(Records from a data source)

====================

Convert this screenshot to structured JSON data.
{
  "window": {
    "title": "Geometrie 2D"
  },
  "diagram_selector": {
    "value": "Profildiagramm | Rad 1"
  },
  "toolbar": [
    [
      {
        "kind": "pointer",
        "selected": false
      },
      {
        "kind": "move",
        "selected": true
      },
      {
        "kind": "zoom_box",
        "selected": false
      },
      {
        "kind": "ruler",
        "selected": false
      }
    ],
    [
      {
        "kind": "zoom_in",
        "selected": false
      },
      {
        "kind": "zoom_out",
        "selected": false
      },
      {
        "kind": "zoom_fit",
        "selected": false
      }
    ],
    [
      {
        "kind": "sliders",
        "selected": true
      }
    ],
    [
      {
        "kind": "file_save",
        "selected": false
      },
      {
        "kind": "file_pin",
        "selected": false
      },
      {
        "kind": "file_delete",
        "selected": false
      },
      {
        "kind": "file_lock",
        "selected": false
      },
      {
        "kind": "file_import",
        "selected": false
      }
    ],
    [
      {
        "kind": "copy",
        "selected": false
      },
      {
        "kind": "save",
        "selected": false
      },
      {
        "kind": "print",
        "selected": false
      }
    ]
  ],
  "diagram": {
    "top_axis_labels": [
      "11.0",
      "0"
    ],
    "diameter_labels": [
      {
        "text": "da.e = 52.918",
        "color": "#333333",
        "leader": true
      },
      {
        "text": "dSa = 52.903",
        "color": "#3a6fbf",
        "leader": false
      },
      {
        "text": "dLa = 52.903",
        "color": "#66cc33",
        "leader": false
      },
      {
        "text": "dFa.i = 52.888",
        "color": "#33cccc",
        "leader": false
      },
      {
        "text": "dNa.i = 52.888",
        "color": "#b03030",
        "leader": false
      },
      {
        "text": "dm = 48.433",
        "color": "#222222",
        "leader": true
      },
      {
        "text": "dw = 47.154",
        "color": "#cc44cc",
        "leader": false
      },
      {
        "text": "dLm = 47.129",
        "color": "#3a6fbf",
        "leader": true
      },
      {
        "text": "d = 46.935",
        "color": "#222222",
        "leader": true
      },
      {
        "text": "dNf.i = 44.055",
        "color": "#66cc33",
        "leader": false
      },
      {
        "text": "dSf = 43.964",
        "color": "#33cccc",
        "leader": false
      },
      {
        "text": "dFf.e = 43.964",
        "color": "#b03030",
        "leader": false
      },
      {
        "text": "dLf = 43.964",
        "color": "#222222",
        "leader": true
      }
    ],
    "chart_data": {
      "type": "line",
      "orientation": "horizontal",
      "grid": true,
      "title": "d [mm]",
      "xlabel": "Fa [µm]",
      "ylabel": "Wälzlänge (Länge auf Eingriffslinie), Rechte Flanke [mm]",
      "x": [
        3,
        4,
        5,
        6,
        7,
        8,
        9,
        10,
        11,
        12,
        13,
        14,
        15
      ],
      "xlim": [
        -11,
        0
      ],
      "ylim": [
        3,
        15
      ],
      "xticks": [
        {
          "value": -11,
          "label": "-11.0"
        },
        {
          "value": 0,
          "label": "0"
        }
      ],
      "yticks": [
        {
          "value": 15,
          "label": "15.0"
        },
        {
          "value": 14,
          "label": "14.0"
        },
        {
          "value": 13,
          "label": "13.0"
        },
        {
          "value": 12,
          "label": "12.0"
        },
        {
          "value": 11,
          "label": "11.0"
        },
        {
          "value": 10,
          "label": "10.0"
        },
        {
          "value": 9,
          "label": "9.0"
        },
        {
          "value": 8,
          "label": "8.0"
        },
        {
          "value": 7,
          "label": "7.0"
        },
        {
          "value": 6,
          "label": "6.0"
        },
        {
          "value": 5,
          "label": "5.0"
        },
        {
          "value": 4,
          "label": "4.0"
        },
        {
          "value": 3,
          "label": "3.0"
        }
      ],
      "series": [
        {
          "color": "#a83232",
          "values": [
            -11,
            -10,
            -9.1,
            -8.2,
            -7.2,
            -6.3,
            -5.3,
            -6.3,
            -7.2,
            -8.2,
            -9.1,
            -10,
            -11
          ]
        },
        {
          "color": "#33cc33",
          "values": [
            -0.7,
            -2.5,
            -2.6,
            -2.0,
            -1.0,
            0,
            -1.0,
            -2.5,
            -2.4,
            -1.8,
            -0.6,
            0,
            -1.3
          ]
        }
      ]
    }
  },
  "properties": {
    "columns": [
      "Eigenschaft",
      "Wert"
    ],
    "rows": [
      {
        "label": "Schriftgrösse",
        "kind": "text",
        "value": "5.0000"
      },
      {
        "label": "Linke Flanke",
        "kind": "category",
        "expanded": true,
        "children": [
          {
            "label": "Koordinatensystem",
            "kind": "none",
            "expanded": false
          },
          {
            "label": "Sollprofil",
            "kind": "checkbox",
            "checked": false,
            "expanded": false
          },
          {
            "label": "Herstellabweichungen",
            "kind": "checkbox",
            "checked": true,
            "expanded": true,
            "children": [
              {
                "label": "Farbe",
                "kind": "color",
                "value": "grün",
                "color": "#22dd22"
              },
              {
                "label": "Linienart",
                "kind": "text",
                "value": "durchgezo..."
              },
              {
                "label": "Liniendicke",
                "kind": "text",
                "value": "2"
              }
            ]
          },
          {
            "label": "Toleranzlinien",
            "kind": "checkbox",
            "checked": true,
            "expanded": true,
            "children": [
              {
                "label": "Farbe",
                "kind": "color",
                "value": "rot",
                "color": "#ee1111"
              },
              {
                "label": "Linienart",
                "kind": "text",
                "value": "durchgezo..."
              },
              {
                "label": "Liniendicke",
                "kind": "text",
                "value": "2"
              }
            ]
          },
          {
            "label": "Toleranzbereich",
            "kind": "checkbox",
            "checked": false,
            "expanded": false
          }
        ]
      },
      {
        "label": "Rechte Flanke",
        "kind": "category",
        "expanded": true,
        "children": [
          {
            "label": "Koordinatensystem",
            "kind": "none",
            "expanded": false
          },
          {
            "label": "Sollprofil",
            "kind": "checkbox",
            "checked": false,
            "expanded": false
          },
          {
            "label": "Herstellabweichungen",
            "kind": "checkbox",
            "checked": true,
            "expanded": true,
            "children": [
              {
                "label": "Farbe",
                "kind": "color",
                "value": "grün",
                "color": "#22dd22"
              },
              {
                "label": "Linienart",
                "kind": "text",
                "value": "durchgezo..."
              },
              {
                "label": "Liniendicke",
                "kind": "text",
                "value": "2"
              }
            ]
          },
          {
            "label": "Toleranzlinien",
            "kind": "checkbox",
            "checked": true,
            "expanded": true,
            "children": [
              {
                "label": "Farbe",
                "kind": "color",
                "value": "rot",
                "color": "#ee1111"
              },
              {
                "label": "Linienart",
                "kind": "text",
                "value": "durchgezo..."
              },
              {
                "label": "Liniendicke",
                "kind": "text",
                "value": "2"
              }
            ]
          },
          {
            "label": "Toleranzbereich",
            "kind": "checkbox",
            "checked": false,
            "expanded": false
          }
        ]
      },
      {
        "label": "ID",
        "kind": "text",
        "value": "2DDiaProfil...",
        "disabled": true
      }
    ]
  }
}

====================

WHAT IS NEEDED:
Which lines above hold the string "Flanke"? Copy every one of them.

RESULT OF THE TASK:
      "ylabel": "Wälzlänge (Länge auf Eingriffslinie), Rechte Flanke [mm]",
        "label": "Linke Flanke",
        "label": "Rechte Flanke",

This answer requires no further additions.